"It's that time again to write new material," Corbitt says. "I'm always excited when it gets to be this point. It's a lot of work, but we got to get around to doing it sometime, and sometimes you need to take off some time from doing shows and everything to be able to focus. We're kind of skipping around, doing shows when we can. And in the meantime, we're writing for the next third full-length or EP or whatever the next one's going to be."
While there's always work to be done, the fact is that Corbitt had originally planned to be a hell of a lot busier than he is right now. Rigor Mortis, the legendary underground group with whom he made his name in the '80s, is releasing a new album called Slaves to the Grave next month -- their first in a very long time. Sadly, it will also be their last.
Shortly after the album was recorded, Mike Scaccia, the Rigor Mortis guitarist made immortal by his contributions to Ministry's seminal Psalm 69 album, collapsed and died of a heart attack onstage at a concert celebrating Corbitt's birthday. Rigor Mortis' big reunion died with him.

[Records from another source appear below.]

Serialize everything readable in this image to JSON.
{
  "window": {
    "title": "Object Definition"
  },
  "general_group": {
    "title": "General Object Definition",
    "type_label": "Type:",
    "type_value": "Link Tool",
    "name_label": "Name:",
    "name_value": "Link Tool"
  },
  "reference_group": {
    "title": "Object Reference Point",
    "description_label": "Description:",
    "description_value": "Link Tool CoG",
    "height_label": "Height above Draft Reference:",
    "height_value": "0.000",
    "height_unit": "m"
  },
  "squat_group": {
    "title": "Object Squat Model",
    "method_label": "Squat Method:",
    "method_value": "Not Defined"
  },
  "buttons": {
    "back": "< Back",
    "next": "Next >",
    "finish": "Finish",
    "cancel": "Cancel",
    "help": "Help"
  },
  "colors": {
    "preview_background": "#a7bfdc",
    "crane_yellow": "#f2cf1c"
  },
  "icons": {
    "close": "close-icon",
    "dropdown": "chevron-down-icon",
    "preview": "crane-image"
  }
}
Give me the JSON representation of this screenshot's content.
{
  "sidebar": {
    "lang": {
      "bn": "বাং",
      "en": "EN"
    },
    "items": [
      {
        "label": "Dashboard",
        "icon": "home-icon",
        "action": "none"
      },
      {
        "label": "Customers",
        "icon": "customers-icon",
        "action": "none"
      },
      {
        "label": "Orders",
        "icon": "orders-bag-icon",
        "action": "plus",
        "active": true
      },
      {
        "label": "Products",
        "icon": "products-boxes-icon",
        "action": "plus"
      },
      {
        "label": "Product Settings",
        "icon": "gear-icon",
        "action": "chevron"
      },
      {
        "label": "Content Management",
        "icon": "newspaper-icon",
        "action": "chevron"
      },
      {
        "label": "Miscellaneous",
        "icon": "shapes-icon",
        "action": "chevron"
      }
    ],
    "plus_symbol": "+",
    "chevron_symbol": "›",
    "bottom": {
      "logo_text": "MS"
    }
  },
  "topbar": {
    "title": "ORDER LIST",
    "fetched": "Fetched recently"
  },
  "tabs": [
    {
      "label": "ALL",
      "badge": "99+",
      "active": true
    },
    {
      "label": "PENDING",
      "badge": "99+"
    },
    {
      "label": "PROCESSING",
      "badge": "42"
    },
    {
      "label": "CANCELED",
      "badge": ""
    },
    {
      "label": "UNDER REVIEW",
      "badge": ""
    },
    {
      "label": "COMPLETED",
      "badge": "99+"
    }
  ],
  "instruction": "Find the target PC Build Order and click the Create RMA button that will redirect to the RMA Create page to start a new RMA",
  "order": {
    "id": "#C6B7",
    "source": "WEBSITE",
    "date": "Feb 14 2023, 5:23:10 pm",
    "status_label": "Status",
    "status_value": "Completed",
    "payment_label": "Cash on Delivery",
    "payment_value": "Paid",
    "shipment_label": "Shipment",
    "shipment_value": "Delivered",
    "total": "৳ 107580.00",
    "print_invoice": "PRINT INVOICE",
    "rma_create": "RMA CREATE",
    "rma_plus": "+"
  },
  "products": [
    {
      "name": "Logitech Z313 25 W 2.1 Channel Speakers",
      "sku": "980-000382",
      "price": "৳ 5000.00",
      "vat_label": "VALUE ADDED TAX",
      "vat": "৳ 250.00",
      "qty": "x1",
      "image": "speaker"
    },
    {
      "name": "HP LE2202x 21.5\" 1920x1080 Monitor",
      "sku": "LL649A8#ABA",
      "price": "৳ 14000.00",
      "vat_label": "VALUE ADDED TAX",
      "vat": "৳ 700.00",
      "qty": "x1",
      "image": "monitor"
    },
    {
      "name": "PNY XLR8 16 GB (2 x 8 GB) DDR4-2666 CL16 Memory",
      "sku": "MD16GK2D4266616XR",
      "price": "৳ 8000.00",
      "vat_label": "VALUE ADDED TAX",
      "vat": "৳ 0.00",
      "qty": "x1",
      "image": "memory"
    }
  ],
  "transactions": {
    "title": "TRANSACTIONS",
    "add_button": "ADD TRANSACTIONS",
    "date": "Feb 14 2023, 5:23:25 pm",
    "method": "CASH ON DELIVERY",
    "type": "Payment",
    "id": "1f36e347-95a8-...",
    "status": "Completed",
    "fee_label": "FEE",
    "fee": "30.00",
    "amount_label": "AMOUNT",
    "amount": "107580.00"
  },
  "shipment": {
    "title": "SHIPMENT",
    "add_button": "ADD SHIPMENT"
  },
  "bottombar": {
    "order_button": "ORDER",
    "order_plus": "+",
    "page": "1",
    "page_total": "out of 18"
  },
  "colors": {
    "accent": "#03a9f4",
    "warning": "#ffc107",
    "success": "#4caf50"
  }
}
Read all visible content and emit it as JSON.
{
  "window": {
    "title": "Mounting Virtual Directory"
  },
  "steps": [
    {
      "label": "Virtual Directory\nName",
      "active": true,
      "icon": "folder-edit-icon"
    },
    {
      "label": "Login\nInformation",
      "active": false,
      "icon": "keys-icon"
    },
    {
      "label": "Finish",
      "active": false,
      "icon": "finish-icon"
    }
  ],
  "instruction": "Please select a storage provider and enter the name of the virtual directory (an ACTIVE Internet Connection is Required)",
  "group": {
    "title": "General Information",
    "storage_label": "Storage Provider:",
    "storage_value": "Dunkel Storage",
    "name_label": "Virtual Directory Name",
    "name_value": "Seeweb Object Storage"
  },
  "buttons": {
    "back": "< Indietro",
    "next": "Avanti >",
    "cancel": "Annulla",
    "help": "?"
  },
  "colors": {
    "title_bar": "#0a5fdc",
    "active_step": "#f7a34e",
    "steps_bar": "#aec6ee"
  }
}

"This wasn't intended to be our final album, of course," Corbitt says, his voice softening.
"We had a lot of hopes and plans for the future. We wanted to tour and go to Europe, everything. But we have to at least put this album out. There's just no way that the world shouldn't hear it. But I hope [fans] understand that there's a lot of reasons why it took so long to get it out, and obviously losing Mike was a big part of it."
By the time the remaining members of Rigor Mortis recovered from their shock and grief, they discovered that the same labels showing strong interest in releasing the new record were now unwilling to invest in a group with no plans to continue on and tour without their fallen brother. Determined to see the project through, Rigor Mortis turned to their fans for help, setting up an Indiegogo campaign to help finance the recording and release of Slaves to the Grave.
With a week to go, the band is closing in on their $20,000 goal.
"The only way we could do it is with the fans who have kept the band alive all of this time, the people who believed in this band and this album enough to make this dream become a reality," Corbitt says. "And so far, we're overwhelmed. We're on pace to be able to pull it off. That's going to be an astonishing miracle, is the way I feel, because I just didn't really know what to expect when we were going to ask for this kind of money."
Story continues on the next page.